» **Instructions for the task**:
For every line that contains the string "badge", pull that line out of the material below.

(Dataset extract Opens)

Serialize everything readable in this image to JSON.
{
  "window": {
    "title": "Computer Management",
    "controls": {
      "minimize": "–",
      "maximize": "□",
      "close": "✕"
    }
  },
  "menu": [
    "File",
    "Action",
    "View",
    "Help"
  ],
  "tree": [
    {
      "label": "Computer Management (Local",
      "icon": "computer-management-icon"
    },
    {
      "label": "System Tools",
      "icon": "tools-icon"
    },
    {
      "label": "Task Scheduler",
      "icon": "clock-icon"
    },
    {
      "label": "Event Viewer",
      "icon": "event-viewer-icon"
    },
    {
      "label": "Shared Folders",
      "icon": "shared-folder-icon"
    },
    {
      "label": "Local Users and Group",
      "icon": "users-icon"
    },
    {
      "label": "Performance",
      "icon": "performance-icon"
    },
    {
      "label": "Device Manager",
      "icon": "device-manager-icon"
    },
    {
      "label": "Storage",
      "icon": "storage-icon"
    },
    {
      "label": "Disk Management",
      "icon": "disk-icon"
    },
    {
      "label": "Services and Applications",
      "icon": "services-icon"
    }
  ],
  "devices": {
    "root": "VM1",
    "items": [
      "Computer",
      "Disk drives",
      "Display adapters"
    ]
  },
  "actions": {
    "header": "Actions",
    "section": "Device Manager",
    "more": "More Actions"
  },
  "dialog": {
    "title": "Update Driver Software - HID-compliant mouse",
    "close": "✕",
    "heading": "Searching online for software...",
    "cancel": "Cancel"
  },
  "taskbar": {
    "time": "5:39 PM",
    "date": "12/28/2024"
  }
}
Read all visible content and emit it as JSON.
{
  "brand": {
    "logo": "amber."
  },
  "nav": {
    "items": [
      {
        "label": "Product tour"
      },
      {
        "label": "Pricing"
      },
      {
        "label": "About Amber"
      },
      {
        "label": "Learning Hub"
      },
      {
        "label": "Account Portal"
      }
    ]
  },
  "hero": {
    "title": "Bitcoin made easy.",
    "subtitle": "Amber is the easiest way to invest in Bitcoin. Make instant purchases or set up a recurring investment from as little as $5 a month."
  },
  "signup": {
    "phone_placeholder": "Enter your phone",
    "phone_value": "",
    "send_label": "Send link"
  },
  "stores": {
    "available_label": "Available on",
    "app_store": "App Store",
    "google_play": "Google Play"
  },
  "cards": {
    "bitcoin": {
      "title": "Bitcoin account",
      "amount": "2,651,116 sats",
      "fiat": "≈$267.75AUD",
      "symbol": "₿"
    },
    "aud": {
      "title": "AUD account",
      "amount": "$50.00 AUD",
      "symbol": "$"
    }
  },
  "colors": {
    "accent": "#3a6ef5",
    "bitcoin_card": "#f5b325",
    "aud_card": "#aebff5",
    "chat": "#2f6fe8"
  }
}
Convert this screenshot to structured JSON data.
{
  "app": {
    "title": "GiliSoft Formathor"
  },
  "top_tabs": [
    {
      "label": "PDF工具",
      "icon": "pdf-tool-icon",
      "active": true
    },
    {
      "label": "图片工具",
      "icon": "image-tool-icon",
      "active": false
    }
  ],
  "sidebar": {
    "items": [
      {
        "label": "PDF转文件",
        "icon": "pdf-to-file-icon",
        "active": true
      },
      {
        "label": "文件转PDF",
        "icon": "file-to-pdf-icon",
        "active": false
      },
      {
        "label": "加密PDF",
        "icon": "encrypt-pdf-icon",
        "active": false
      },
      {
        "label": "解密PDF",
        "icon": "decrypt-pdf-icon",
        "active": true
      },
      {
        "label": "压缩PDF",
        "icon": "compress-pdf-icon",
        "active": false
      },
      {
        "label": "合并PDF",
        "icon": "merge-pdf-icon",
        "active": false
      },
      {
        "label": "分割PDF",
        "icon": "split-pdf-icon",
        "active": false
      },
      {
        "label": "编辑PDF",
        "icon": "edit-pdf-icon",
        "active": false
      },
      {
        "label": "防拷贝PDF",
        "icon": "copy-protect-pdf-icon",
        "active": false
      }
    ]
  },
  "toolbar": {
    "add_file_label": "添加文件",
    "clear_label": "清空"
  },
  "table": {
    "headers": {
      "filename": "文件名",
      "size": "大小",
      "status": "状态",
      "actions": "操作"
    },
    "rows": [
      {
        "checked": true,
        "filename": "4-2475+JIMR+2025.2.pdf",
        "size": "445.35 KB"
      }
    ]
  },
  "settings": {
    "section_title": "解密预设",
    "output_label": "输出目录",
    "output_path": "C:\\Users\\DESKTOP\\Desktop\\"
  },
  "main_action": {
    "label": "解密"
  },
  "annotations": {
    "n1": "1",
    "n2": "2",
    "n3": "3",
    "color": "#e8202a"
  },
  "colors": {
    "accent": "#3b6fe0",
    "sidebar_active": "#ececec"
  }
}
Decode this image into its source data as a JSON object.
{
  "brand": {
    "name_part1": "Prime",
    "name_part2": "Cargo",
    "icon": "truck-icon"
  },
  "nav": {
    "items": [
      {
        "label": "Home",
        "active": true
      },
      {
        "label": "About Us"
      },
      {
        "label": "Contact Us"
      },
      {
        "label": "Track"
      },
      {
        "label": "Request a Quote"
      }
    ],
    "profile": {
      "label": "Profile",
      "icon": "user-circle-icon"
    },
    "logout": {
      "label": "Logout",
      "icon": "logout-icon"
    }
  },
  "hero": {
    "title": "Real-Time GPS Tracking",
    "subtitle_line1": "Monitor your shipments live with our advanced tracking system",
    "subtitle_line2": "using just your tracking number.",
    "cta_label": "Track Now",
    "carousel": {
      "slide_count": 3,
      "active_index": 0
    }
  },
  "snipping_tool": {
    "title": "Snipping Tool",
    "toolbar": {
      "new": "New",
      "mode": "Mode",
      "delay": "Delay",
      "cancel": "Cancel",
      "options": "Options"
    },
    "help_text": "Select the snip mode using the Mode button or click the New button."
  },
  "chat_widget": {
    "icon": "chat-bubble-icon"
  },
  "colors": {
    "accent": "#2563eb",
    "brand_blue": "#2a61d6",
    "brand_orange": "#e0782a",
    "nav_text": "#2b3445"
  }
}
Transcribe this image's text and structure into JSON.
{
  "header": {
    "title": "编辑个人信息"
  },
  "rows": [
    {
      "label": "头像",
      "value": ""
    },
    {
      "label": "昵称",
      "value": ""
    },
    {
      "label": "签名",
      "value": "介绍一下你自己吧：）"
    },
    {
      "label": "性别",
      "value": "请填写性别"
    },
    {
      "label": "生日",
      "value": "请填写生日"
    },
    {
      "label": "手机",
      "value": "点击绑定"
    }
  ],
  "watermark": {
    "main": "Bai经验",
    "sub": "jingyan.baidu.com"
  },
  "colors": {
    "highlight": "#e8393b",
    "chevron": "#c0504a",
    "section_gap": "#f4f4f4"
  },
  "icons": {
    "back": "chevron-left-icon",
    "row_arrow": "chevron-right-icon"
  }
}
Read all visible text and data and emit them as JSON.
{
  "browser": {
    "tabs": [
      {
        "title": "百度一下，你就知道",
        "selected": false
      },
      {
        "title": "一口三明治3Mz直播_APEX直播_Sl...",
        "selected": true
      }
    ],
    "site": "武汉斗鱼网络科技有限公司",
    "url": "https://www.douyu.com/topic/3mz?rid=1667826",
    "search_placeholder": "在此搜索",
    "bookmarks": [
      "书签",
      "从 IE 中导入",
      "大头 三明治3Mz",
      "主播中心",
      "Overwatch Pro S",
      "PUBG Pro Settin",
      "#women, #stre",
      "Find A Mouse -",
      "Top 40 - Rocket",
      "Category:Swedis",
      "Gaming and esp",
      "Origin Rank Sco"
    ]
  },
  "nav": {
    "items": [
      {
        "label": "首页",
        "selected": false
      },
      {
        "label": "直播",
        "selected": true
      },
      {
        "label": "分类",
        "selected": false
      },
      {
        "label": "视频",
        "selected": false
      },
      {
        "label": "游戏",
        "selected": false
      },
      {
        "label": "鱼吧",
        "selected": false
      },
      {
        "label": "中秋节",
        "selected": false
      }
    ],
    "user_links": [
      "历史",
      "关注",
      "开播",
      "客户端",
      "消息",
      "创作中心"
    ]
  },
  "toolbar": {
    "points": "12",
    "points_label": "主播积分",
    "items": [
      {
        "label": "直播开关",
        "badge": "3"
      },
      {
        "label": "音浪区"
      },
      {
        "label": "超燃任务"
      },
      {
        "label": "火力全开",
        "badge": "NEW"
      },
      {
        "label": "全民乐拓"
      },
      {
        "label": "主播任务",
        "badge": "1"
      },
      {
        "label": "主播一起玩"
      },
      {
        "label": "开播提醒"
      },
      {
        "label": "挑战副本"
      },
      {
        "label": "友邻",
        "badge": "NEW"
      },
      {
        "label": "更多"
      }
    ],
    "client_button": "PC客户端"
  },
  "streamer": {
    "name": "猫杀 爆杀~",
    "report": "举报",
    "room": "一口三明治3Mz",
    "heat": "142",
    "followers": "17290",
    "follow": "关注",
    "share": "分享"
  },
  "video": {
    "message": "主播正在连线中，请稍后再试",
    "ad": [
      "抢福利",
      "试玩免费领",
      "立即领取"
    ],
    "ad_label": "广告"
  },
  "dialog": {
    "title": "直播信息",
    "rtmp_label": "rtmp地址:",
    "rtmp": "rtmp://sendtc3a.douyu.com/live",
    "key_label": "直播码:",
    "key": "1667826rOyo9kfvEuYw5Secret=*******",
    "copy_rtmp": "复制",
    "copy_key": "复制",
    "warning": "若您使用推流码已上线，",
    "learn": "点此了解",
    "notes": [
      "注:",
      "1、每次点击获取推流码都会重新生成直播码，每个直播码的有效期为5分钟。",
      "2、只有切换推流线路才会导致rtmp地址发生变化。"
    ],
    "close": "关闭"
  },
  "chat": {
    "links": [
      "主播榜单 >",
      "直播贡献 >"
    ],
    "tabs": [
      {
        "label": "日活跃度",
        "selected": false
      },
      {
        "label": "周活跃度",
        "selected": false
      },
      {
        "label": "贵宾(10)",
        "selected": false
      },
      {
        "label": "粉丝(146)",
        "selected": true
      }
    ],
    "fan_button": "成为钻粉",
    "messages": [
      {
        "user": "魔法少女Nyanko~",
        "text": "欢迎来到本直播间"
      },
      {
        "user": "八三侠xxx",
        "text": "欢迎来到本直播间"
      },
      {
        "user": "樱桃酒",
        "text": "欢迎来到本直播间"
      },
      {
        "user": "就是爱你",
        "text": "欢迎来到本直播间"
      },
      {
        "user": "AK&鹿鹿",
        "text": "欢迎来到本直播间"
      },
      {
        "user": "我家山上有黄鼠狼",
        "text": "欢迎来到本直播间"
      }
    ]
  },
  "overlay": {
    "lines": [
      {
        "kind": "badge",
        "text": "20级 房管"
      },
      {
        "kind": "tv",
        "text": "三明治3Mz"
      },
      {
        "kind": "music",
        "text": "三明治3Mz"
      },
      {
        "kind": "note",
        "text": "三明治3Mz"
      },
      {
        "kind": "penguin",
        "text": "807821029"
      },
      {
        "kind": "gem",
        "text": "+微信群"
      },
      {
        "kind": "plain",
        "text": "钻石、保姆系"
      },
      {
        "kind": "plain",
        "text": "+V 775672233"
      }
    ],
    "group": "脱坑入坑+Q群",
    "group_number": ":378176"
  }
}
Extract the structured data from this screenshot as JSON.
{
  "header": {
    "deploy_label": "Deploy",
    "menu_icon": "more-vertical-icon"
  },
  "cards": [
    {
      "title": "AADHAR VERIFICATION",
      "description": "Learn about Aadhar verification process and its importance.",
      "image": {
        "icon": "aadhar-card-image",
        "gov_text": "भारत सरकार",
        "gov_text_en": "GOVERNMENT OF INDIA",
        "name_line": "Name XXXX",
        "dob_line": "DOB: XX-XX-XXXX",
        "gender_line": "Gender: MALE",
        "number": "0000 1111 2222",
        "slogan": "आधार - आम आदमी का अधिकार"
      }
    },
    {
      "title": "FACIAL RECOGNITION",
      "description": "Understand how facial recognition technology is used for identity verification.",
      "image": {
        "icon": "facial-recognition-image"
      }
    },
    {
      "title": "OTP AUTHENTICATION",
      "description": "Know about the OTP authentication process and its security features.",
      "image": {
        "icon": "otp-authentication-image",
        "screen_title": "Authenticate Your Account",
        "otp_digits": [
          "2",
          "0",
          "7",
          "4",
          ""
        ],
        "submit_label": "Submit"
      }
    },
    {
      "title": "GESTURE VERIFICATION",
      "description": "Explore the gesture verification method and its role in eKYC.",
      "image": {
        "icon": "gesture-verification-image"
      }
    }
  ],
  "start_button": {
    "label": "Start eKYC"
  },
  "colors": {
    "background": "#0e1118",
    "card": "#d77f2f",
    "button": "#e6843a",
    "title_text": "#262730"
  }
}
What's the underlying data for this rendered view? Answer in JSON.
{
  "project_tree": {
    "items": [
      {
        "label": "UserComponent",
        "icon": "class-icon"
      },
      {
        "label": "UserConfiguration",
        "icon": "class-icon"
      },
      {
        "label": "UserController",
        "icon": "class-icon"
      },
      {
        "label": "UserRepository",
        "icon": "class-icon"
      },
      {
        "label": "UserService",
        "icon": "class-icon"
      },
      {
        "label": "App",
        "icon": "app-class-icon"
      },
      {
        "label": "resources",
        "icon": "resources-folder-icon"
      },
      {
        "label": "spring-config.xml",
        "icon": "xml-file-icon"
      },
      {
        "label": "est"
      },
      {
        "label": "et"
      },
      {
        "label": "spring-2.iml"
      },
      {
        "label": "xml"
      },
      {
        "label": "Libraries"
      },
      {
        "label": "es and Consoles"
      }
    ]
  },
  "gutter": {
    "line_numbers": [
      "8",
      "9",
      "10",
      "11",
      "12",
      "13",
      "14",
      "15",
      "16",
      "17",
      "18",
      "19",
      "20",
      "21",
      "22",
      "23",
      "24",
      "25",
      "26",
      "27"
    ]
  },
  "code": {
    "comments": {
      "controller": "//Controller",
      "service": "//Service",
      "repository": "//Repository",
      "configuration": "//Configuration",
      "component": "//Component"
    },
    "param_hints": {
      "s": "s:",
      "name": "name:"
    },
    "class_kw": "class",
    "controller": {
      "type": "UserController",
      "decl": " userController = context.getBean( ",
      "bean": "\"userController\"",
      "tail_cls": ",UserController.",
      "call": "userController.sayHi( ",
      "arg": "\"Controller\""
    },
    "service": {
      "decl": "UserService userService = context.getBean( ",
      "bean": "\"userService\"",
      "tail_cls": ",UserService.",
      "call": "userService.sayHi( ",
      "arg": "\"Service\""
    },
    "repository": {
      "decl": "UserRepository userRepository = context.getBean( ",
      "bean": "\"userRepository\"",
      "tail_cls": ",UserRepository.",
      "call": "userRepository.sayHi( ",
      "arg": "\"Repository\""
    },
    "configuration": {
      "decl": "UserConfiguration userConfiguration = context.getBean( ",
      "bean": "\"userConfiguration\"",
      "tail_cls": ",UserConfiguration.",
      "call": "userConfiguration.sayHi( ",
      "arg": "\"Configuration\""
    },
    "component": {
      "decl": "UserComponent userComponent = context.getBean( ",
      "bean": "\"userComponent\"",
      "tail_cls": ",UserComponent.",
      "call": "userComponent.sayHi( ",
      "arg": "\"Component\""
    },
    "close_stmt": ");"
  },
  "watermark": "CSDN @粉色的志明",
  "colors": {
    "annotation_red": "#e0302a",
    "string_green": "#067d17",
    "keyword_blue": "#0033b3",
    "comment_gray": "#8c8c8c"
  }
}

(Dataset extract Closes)

» **Exercise result**:
        "badge": "3"
        "badge": "NEW"
        "badge": "1"
        "badge": "NEW"
        "kind": "badge",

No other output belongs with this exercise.